## WHAT THE TASK REQUIRES
An exact restatement of the data below, with the pictures removed, is the required answer.
____________________
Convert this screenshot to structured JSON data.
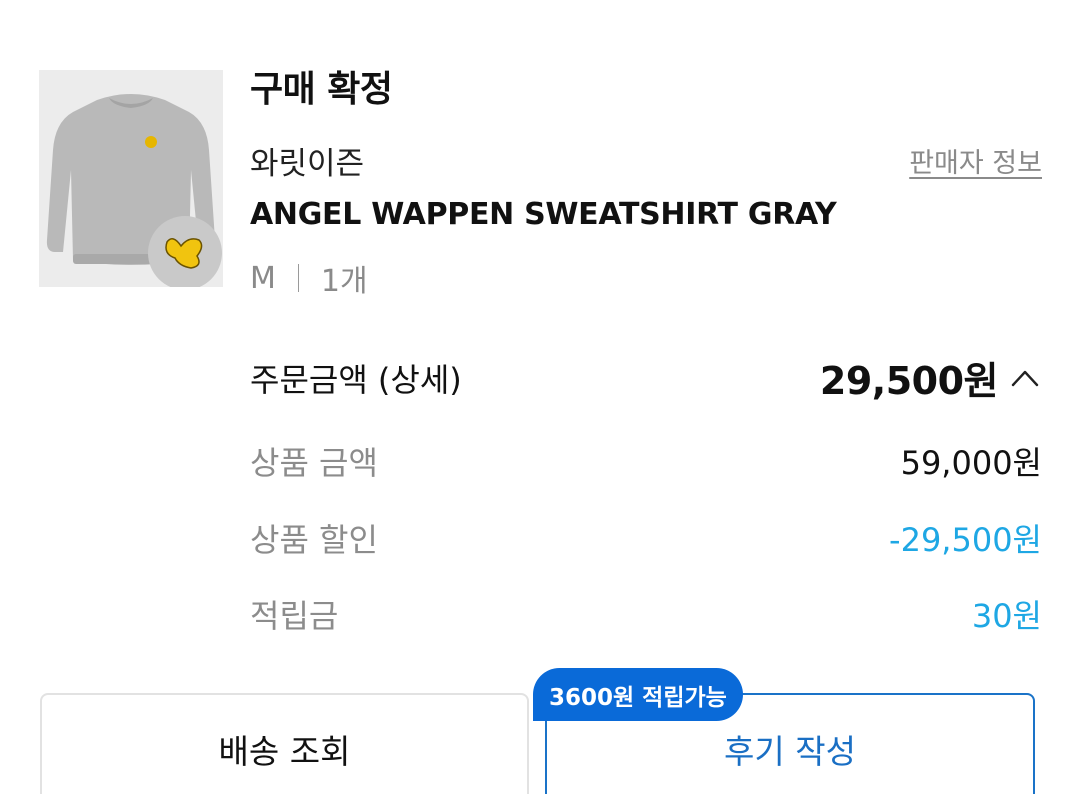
{
  "order": {
    "status": "구매 확정",
    "brand": "와릿이즌",
    "seller_link": "판매자 정보",
    "product_name": "ANGEL WAPPEN SWEATSHIRT GRAY",
    "option_size": "M",
    "option_qty": "1개",
    "thumbnail_icon": "sweatshirt-product-image"
  },
  "pricing": {
    "total_label": "주문금액 (상세)",
    "total_value": "29,500원",
    "total_toggle_icon": "chevron-up-icon",
    "lines": [
      {
        "label": "상품 금액",
        "value": "59,000원",
        "color": "#111111"
      },
      {
        "label": "상품 할인",
        "value": "-29,500원",
        "color": "#1ea7e4"
      },
      {
        "label": "적립금",
        "value": "30원",
        "color": "#1ea7e4"
      }
    ]
  },
  "actions": {
    "shipping_label": "배송 조회",
    "review_label": "후기 작성",
    "review_badge": "3600원 적립가능"
  },
  "colors": {
    "accent_blue": "#1a73c8",
    "badge_blue": "#0a6ad8",
    "discount_blue": "#1ea7e4"
  }
}
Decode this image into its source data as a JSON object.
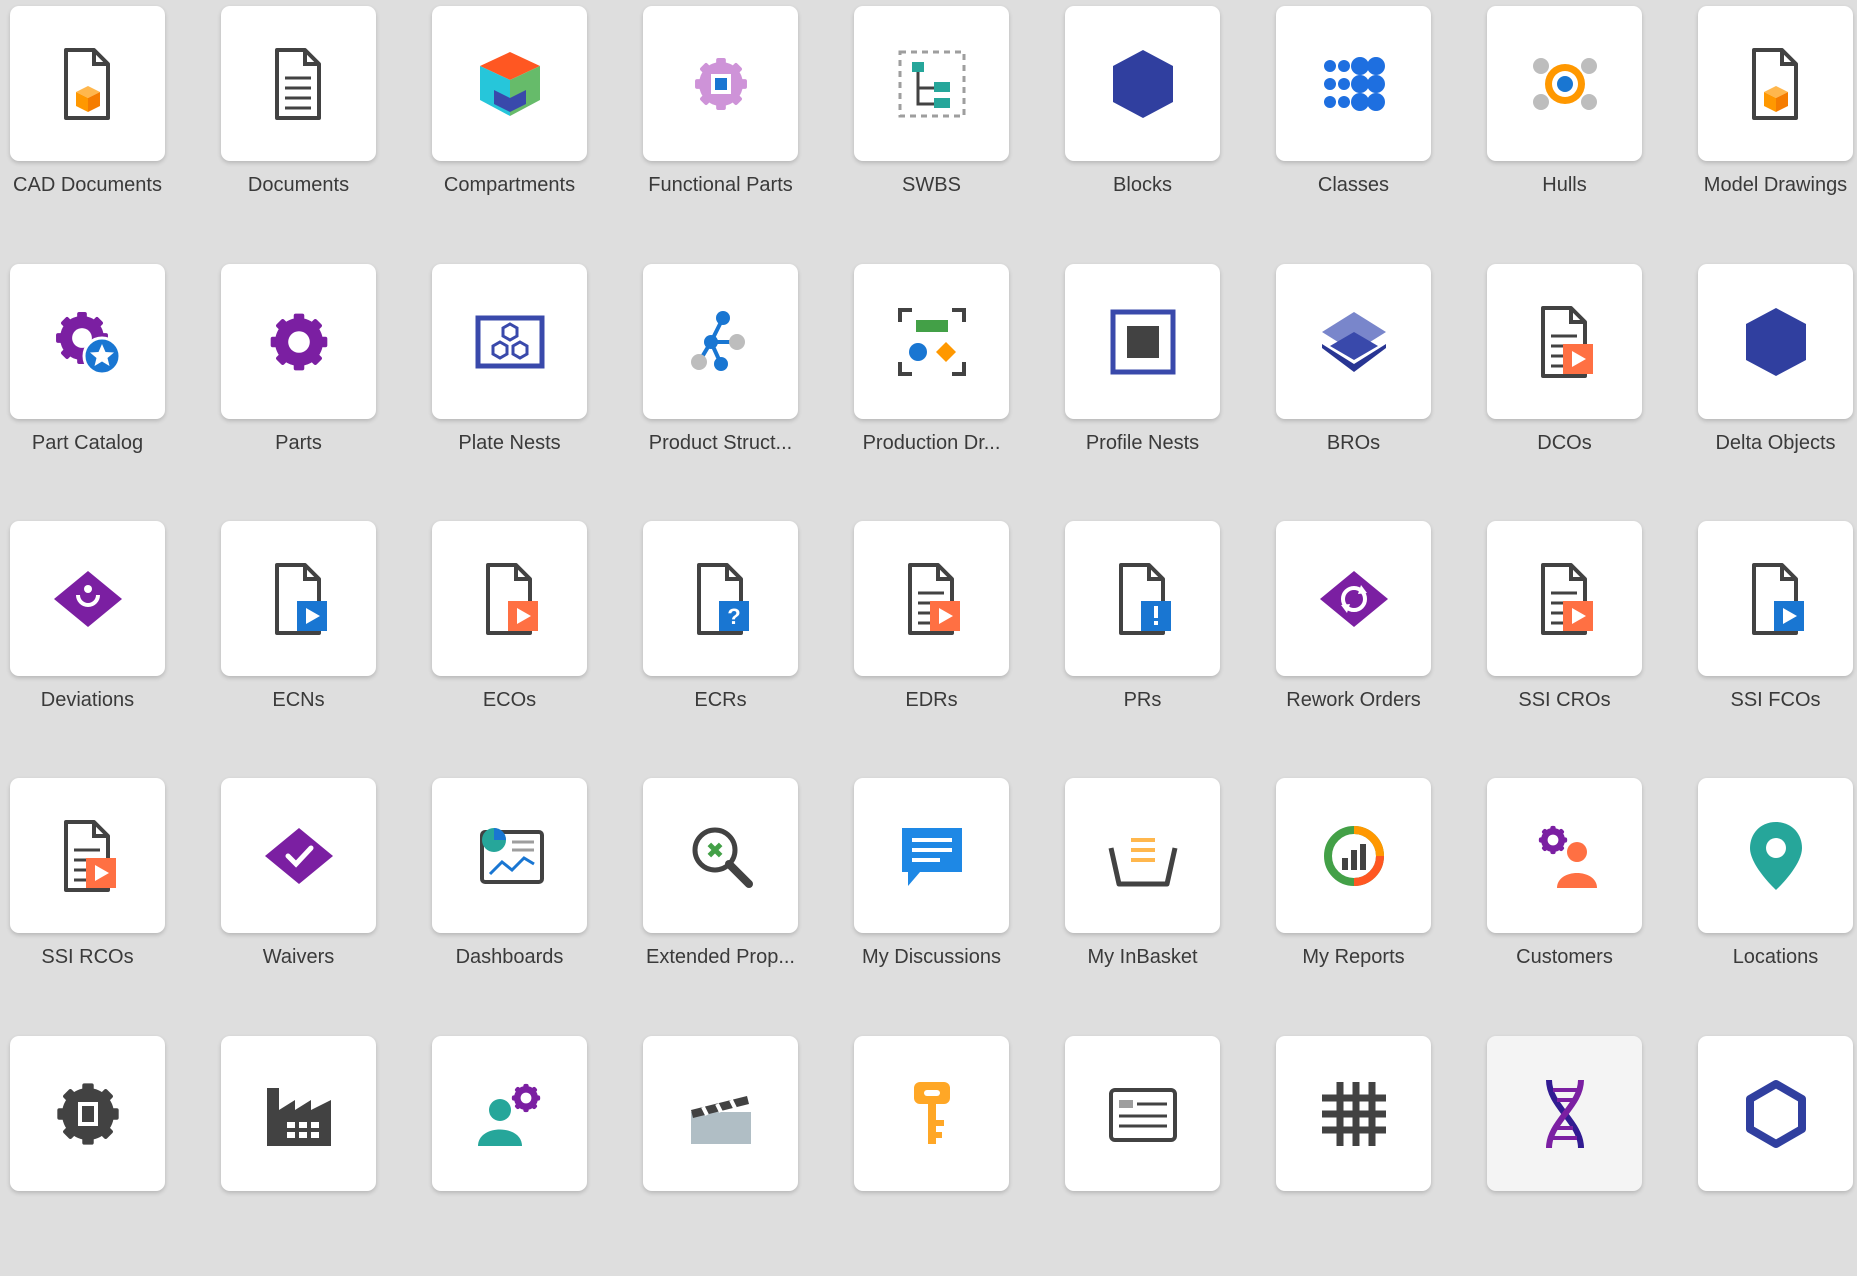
{
  "tiles": [
    {
      "label": "CAD Documents",
      "icon": "cad-document-icon"
    },
    {
      "label": "Documents",
      "icon": "document-icon"
    },
    {
      "label": "Compartments",
      "icon": "compartment-cube-icon"
    },
    {
      "label": "Functional Parts",
      "icon": "functional-part-gear-icon"
    },
    {
      "label": "SWBS",
      "icon": "swbs-tree-icon"
    },
    {
      "label": "Blocks",
      "icon": "block-hexagon-icon"
    },
    {
      "label": "Classes",
      "icon": "classes-dots-icon"
    },
    {
      "label": "Hulls",
      "icon": "hull-target-icon"
    },
    {
      "label": "Model Drawings",
      "icon": "model-drawing-icon"
    },
    {
      "label": "Part Catalog",
      "icon": "part-catalog-icon"
    },
    {
      "label": "Parts",
      "icon": "part-gear-icon"
    },
    {
      "label": "Plate Nests",
      "icon": "plate-nest-icon"
    },
    {
      "label": "Product Struct...",
      "icon": "product-structure-icon"
    },
    {
      "label": "Production Dr...",
      "icon": "production-drawing-icon"
    },
    {
      "label": "Profile Nests",
      "icon": "profile-nest-icon"
    },
    {
      "label": "BROs",
      "icon": "bro-layers-icon"
    },
    {
      "label": "DCOs",
      "icon": "dco-document-icon"
    },
    {
      "label": "Delta Objects",
      "icon": "delta-object-hexagon-icon"
    },
    {
      "label": "Deviations",
      "icon": "deviation-diamond-icon"
    },
    {
      "label": "ECNs",
      "icon": "ecn-document-icon"
    },
    {
      "label": "ECOs",
      "icon": "eco-document-icon"
    },
    {
      "label": "ECRs",
      "icon": "ecr-document-icon"
    },
    {
      "label": "EDRs",
      "icon": "edr-document-icon"
    },
    {
      "label": "PRs",
      "icon": "pr-document-icon"
    },
    {
      "label": "Rework Orders",
      "icon": "rework-order-diamond-icon"
    },
    {
      "label": "SSI CROs",
      "icon": "ssi-cro-document-icon"
    },
    {
      "label": "SSI FCOs",
      "icon": "ssi-fco-document-icon"
    },
    {
      "label": "SSI RCOs",
      "icon": "ssi-rco-document-icon"
    },
    {
      "label": "Waivers",
      "icon": "waiver-diamond-icon"
    },
    {
      "label": "Dashboards",
      "icon": "dashboard-icon"
    },
    {
      "label": "Extended Prop...",
      "icon": "extended-property-magnifier-icon"
    },
    {
      "label": "My Discussions",
      "icon": "discussion-bubble-icon"
    },
    {
      "label": "My InBasket",
      "icon": "inbasket-icon"
    },
    {
      "label": "My Reports",
      "icon": "report-chart-icon"
    },
    {
      "label": "Customers",
      "icon": "customer-icon"
    },
    {
      "label": "Locations",
      "icon": "location-pin-icon"
    },
    {
      "label": "",
      "icon": "gear-chip-icon"
    },
    {
      "label": "",
      "icon": "factory-icon"
    },
    {
      "label": "",
      "icon": "user-gear-icon"
    },
    {
      "label": "",
      "icon": "clapperboard-icon"
    },
    {
      "label": "",
      "icon": "key-icon"
    },
    {
      "label": "",
      "icon": "form-card-icon"
    },
    {
      "label": "",
      "icon": "grid-hash-icon"
    },
    {
      "label": "",
      "icon": "dna-icon"
    },
    {
      "label": "",
      "icon": "hexagon-outline-icon"
    }
  ],
  "colors": {
    "background": "#dedede",
    "card": "#ffffff",
    "label": "#3a3a3a",
    "purple": "#7b1fa2",
    "navy": "#303f9f",
    "blue": "#1976d2",
    "orange": "#ff7043",
    "teal": "#26a69a",
    "gray": "#424242"
  }
}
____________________
## TASK OUTPUT
Convert this screenshot to structured JSON data.
{
  "order": {
    "status": "구매 확정",
    "brand": "와릿이즌",
    "seller_link": "판매자 정보",
    "product_name": "ANGEL WAPPEN SWEATSHIRT GRAY",
    "option_size": "M",
    "option_qty": "1개",
    "thumbnail_icon": "sweatshirt-product-image"
  },
  "pricing": {
    "total_label": "주문금액 (상세)",
    "total_value": "29,500원",
    "total_toggle_icon": "chevron-up-icon",
    "lines": [
      {
        "label": "상품 금액",
        "value": "59,000원",
        "color": "#111111"
      },
      {
        "label": "상품 할인",
        "value": "-29,500원",
        "color": "#1ea7e4"
      },
      {
        "label": "적립금",
        "value": "30원",
        "color": "#1ea7e4"
      }
    ]
  },
  "actions": {
    "shipping_label": "배송 조회",
    "review_label": "후기 작성",
    "review_badge": "3600원 적립가능"
  },
  "colors": {
    "accent_blue": "#1a73c8",
    "badge_blue": "#0a6ad8",
    "discount_blue": "#1ea7e4"
  }
}
Decode this image into its source data as a JSON object.
{
  "tiles": [
    {
      "label": "CAD Documents",
      "icon": "cad-document-icon"
    },
    {
      "label": "Documents",
      "icon": "document-icon"
    },
    {
      "label": "Compartments",
      "icon": "compartment-cube-icon"
    },
    {
      "label": "Functional Parts",
      "icon": "functional-part-gear-icon"
    },
    {
      "label": "SWBS",
      "icon": "swbs-tree-icon"
    },
    {
      "label": "Blocks",
      "icon": "block-hexagon-icon"
    },
    {
      "label": "Classes",
      "icon": "classes-dots-icon"
    },
    {
      "label": "Hulls",
      "icon": "hull-target-icon"
    },
    {
      "label": "Model Drawings",
      "icon": "model-drawing-icon"
    },
    {
      "label": "Part Catalog",
      "icon": "part-catalog-icon"
    },
    {
      "label": "Parts",
      "icon": "part-gear-icon"
    },
    {
      "label": "Plate Nests",
      "icon": "plate-nest-icon"
    },
    {
      "label": "Product Struct...",
      "icon": "product-structure-icon"
    },
    {
      "label": "Production Dr...",
      "icon": "production-drawing-icon"
    },
    {
      "label": "Profile Nests",
      "icon": "profile-nest-icon"
    },
    {
      "label": "BROs",
      "icon": "bro-layers-icon"
    },
    {
      "label": "DCOs",
      "icon": "dco-document-icon"
    },
    {
      "label": "Delta Objects",
      "icon": "delta-object-hexagon-icon"
    },
    {
      "label": "Deviations",
      "icon": "deviation-diamond-icon"
    },
    {
      "label": "ECNs",
      "icon": "ecn-document-icon"
    },
    {
      "label": "ECOs",
      "icon": "eco-document-icon"
    },
    {
      "label": "ECRs",
      "icon": "ecr-document-icon"
    },
    {
      "label": "EDRs",
      "icon": "edr-document-icon"
    },
    {
      "label": "PRs",
      "icon": "pr-document-icon"
    },
    {
      "label": "Rework Orders",
      "icon": "rework-order-diamond-icon"
    },
    {
      "label": "SSI CROs",
      "icon": "ssi-cro-document-icon"
    },
    {
      "label": "SSI FCOs",
      "icon": "ssi-fco-document-icon"
    },
    {
      "label": "SSI RCOs",
      "icon": "ssi-rco-document-icon"
    },
    {
      "label": "Waivers",
      "icon": "waiver-diamond-icon"
    },
    {
      "label": "Dashboards",
      "icon": "dashboard-icon"
    },
    {
      "label": "Extended Prop...",
      "icon": "extended-property-magnifier-icon"
    },
    {
      "label": "My Discussions",
      "icon": "discussion-bubble-icon"
    },
    {
      "label": "My InBasket",
      "icon": "inbasket-icon"
    },
    {
      "label": "My Reports",
      "icon": "report-chart-icon"
    },
    {
      "label": "Customers",
      "icon": "customer-icon"
    },
    {
      "label": "Locations",
      "icon": "location-pin-icon"
    },
    {
      "label": "",
      "icon": "gear-chip-icon"
    },
    {
      "label": "",
      "icon": "factory-icon"
    },
    {
      "label": "",
      "icon": "user-gear-icon"
    },
    {
      "label": "",
      "icon": "clapperboard-icon"
    },
    {
      "label": "",
      "icon": "key-icon"
    },
    {
      "label": "",
      "icon": "form-card-icon"
    },
    {
      "label": "",
      "icon": "grid-hash-icon"
    },
    {
      "label": "",
      "icon": "dna-icon"
    },
    {
      "label": "",
      "icon": "hexagon-outline-icon"
    }
  ],
  "colors": {
    "background": "#dedede",
    "card": "#ffffff",
    "label": "#3a3a3a",
    "purple": "#7b1fa2",
    "navy": "#303f9f",
    "blue": "#1976d2",
    "orange": "#ff7043",
    "teal": "#26a69a",
    "gray": "#424242"
  }
}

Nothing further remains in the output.